Policy proposal: Promoting Strong Property Rights via the South Sudan Diaspora
Note: I was contracted to write this proposal for a cool site called WonkTonk, which was trying to encourage creative problem solving and social media tools for policy wonks. That site appears to be down. I spoke with the founder who said it was because he’s in the process of “bolting it on to the steem blockchain” as a way of getting compensation for future authors. However, I wanted to reference this proposal in a Quora post I did. So, here is a draft version of the proposal that I sent the founder of WonkTonk. For context: it was in response, as an alternative proposal, to an interesting suggestion that recommended a cattle banking system.

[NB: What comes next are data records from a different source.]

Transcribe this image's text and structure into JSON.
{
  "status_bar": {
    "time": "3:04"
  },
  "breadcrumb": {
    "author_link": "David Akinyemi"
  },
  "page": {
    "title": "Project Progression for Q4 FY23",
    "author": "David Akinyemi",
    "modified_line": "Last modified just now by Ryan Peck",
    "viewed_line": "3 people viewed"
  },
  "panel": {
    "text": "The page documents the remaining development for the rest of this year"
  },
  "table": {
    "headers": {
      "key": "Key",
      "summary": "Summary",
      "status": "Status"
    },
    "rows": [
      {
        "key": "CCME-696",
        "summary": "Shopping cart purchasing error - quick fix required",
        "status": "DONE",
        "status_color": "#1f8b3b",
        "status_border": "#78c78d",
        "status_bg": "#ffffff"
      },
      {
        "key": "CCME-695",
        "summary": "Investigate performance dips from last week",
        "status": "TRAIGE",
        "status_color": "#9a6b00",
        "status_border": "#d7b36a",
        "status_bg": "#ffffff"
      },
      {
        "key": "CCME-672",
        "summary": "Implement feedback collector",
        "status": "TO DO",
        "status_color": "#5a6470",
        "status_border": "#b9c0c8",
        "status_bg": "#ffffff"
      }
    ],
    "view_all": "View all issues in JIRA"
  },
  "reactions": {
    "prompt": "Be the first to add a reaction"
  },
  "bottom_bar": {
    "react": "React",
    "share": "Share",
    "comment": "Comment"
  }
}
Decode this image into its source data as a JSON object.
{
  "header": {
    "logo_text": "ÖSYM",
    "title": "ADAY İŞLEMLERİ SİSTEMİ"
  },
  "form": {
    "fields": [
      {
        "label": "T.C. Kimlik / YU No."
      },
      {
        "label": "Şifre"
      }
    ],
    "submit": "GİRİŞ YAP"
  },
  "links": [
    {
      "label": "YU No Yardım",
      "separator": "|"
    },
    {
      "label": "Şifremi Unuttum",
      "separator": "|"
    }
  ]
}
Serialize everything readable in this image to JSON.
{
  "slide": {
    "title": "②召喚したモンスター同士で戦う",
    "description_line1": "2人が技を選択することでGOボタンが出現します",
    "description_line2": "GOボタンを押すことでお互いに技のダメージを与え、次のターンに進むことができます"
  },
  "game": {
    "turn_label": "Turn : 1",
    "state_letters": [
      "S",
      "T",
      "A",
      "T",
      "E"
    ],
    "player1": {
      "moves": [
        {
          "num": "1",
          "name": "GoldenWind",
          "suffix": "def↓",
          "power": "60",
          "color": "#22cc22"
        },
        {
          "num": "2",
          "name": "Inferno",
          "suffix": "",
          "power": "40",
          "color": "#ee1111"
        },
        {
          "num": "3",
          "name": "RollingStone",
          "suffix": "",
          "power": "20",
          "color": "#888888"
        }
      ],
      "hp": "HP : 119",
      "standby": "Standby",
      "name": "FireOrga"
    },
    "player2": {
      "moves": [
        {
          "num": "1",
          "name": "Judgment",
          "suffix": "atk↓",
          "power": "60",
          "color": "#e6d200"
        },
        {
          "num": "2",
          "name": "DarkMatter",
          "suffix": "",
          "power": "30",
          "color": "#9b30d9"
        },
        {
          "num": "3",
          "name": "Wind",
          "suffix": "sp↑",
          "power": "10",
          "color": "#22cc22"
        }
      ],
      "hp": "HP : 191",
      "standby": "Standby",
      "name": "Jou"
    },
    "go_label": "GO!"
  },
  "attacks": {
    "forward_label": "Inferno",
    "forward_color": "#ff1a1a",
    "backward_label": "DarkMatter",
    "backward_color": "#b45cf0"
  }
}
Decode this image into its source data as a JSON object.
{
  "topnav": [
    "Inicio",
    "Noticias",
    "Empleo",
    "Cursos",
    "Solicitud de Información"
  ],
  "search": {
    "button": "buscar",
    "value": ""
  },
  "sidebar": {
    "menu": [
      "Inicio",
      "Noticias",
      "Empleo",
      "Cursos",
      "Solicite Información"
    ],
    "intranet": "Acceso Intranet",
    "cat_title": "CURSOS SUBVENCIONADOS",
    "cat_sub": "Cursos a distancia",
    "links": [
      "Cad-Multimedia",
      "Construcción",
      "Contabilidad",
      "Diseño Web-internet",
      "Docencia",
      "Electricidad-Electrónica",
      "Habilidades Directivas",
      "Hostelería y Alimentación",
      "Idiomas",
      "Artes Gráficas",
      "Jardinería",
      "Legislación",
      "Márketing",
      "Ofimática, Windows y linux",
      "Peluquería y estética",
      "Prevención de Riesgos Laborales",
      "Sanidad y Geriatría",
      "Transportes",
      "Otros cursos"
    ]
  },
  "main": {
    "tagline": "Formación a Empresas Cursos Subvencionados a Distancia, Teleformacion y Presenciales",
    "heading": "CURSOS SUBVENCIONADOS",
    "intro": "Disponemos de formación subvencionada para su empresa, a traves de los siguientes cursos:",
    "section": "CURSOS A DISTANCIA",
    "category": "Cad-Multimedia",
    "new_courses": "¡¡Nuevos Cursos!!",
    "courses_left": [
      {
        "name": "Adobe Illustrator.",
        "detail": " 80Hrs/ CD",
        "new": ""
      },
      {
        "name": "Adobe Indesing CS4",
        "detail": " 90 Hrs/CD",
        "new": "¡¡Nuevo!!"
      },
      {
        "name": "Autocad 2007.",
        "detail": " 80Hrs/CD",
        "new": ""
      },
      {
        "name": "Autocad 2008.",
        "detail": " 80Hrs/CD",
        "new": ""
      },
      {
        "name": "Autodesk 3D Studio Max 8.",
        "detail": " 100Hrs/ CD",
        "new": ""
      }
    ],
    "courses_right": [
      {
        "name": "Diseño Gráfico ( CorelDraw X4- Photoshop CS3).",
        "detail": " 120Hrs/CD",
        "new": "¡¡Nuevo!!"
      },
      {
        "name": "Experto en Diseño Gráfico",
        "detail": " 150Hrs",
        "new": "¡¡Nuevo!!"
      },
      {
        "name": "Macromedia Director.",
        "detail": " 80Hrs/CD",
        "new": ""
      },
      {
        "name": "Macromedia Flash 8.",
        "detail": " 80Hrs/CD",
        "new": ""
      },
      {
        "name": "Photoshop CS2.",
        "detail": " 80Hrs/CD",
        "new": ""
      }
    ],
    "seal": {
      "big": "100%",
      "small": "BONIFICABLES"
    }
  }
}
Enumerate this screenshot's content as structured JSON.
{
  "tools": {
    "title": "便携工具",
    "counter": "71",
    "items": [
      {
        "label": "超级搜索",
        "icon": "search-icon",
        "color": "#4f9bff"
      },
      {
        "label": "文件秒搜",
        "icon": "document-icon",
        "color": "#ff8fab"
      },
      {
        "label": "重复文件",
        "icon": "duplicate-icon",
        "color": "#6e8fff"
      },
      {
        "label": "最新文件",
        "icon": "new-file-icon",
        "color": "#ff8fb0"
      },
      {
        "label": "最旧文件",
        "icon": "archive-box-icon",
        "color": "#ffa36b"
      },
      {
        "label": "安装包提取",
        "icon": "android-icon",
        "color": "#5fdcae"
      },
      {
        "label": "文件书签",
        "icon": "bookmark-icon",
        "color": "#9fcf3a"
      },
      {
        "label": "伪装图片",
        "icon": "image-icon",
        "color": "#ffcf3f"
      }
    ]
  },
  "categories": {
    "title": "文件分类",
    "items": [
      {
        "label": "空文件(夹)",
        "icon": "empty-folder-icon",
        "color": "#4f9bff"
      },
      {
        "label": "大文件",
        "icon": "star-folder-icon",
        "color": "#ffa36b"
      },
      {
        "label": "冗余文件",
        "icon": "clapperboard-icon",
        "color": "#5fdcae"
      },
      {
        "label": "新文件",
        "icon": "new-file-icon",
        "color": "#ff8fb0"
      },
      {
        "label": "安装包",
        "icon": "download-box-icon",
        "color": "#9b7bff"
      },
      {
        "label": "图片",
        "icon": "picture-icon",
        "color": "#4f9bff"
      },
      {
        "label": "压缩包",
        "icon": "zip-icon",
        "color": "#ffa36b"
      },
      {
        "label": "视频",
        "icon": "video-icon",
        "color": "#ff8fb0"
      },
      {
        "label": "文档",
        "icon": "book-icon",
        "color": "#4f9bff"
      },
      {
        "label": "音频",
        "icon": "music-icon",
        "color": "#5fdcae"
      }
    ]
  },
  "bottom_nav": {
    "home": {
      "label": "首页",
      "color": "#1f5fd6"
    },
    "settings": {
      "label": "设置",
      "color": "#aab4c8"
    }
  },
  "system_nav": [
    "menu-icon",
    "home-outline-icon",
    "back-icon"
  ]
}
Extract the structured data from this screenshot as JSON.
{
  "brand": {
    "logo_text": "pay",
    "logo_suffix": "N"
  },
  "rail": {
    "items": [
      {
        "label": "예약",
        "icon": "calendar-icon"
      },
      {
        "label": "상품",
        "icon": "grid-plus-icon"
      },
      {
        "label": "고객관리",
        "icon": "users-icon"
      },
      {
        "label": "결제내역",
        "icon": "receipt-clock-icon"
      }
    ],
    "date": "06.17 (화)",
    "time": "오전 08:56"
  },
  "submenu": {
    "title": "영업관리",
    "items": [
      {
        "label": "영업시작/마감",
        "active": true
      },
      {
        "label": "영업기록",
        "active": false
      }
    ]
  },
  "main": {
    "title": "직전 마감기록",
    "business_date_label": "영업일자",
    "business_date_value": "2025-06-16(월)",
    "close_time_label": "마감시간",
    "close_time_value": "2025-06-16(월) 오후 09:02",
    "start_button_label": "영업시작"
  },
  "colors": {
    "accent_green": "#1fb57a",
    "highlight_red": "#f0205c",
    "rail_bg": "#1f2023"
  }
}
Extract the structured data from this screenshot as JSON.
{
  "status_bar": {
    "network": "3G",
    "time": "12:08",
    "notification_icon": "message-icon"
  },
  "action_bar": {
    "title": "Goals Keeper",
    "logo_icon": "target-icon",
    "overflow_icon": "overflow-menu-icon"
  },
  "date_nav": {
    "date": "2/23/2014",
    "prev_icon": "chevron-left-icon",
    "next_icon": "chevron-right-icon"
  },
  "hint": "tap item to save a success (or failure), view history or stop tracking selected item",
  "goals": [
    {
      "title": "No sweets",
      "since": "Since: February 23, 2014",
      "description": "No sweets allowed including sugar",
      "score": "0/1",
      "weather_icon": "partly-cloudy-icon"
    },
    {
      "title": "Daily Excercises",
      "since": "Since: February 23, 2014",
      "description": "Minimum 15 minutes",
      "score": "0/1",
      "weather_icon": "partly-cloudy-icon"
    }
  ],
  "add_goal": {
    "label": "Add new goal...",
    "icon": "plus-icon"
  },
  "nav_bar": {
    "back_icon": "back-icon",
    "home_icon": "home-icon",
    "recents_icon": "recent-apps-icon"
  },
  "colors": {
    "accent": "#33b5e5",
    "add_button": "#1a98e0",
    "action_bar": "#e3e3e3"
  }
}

To overcome the degradations of civil war and climate change on the pastoralist economy of South Sudan, the internationalist community should encourage the development of a rural market economy. To do this the internationalist community should offer funding to the diaspora to run pro-property rights initiatives in the region, in addition to providing small stipends for regional entrepreneurial efforts. Property rights initiatives would entail small grants for local schools to increase economics and agricultural tutelage. It would also include public workshops and discussions in the community, led by diaspora members, to get community buy-in. These workshops would offer assistance to community members in setting up businesses. Perhaps more importantly, it would offer stipends to potential community leaders, identified from the communal engagement discussions, for entrepreneurial efforts. This would have several nice side benefits: namely, anti-conflict would be wrapped up in economic development initiatives, being pushed by the community and former community members and not from the “outside.” Moreover, this would allow the country to reframe the issue from one of lack of infrastructure and assistance funding to one of resources and community building, which would possibly encourage anti-conflict attitudes. The stipends would be aimed at business ranging from computer cafes to sewing and agricultural efforts: small and manageable ventures that could be run with little to no outside help and can be set up with minimal need for outside advisors. Much of the barriers to medium/long-term development and short-term inflows are tied to the conflict — ethnic and family rivalries, cattle rustling, the preference of customary practices over established law — many of these barriers are merely entrenched by government corruption and dysfunctional customs. This method offers several benefits. First, it uses ethnic Sudanese to drive negotiation and advocacy efforts to get social buy-in to development efforts. This counteracts several inherent problems for stabilizing efforts in the region. Notably, South Sudanese in the region don’t trust internationals and are inherently suspicious of efforts from the internationalist quarter. Events like the massacre at Malakal, in which UN forces refused to protect a sanctuary, are regnant in their minds. Therefore, major efforts tend to be either tied to internationals and have a hard time getting off the ground or are tied to local interest structures and are both partisan and prone to corruption. The South Sudanese diaspora has grown since the initial outbreak of the conflict with North Sudan. Though precise estimates are hard to come by, there is a presence in several developed western countries including the US, Canada, and Australia. Moreover, members of this community have self-collected before for similar anti-conflict measures in South Sudan, which have been funded by institutional bodies like USAID. So a pipeline already exists. The entrepreneurial stipends will aid the pastoralist economy in the following ways. Old customs like dowry negotiations and polygamous marriages keep women on a conveyor belt system of childbirth and encourage community buy-in for practices like dowry negotiations, which function as a form of community mortgaging due to the absence of traditional banking structures. It will also aid the acceptance of the initiatives by building good faith between the international community and the region, and among rival groups in the region. For this reason, the entrepreneurial stipends ought to be aimed at underprivileged sectors of the community — such as women and minority ethnic groups — with incentives for inclusive ventures. The cost of this sort of campaign would be fairly modest. In addition to the entrepreneurial stipends, which could be small, it would entail arranging travel and accommodations for members of the diaspora, as well as small grants for regional schools. Admittedly, it would be a mostly medium-term effort. However, there are immediate, short-term gains to be had for the pastoral sector. For instance, community dialogues would likely raise many of the grievances keeping community trust low and could immediately kick off conversations between groups that don’t talk much. It would also move the region away from assistance funding which has proven unstable, and which is currently as much of a short-term consideration as a medium or longterm one.